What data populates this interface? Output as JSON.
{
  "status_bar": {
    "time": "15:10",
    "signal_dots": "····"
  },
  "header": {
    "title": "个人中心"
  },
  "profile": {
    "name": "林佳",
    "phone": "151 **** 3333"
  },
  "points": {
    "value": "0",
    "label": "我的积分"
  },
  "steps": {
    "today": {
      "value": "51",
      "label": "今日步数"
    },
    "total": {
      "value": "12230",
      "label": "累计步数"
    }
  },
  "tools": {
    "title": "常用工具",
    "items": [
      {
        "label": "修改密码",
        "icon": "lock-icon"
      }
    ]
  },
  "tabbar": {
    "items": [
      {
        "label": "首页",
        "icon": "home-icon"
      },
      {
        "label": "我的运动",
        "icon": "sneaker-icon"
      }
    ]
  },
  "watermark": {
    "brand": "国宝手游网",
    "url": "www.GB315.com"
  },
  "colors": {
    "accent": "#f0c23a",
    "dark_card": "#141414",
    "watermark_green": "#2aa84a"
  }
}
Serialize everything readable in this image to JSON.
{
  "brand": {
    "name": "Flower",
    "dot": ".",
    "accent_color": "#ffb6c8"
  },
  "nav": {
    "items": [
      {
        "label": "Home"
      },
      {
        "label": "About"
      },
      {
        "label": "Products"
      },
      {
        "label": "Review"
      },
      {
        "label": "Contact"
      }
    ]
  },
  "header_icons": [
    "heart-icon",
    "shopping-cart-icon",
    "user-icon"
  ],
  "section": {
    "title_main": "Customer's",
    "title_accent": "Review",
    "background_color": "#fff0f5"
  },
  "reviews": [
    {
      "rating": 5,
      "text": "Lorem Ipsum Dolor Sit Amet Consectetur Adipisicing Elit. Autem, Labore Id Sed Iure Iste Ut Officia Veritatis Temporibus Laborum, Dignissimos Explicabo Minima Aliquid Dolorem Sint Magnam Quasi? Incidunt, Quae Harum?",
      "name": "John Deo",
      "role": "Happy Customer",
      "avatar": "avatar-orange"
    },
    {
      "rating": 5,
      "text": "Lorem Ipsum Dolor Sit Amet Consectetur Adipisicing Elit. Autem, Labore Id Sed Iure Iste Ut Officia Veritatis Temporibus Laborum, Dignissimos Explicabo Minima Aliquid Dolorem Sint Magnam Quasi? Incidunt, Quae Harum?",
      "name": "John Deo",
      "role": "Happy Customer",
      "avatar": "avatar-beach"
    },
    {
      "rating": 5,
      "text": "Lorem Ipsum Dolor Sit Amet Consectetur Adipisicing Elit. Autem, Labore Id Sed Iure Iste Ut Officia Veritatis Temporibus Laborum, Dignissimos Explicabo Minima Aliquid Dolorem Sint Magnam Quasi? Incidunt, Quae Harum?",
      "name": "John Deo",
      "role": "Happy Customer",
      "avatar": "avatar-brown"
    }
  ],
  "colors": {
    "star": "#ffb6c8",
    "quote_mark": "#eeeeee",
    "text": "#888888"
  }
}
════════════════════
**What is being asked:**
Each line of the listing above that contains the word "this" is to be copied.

**Problem solution:**
What data populates this interface? Output as JSON.
Serialize everything readable in this image to JSON.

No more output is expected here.